▶ **Records provided**
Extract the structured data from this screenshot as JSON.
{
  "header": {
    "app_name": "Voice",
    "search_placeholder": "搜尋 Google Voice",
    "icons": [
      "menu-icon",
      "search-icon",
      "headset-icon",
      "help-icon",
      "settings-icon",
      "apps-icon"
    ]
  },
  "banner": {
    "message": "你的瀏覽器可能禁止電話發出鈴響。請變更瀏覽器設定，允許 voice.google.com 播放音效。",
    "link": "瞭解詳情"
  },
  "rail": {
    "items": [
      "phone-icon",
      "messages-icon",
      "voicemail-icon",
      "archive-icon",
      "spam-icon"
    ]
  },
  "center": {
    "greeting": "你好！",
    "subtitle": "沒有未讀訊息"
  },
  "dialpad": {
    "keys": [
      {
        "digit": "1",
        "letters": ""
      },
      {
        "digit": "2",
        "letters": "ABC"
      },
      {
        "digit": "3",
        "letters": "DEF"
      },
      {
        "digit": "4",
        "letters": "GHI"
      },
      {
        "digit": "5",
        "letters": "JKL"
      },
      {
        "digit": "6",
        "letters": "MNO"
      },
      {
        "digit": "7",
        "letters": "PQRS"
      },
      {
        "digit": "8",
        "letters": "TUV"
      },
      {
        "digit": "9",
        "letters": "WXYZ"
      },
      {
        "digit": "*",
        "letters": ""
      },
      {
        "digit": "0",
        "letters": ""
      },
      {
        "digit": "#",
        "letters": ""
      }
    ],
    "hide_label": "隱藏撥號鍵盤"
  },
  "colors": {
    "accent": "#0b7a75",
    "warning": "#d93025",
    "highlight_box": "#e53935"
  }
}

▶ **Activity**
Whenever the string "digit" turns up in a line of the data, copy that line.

▶ **Written solution**
        "digit": "1",
        "digit": "2",
        "digit": "3",
        "digit": "4",
        "digit": "5",
        "digit": "6",
        "digit": "7",
        "digit": "8",
        "digit": "9",
        "digit": "*",
        "digit": "0",
        "digit": "#",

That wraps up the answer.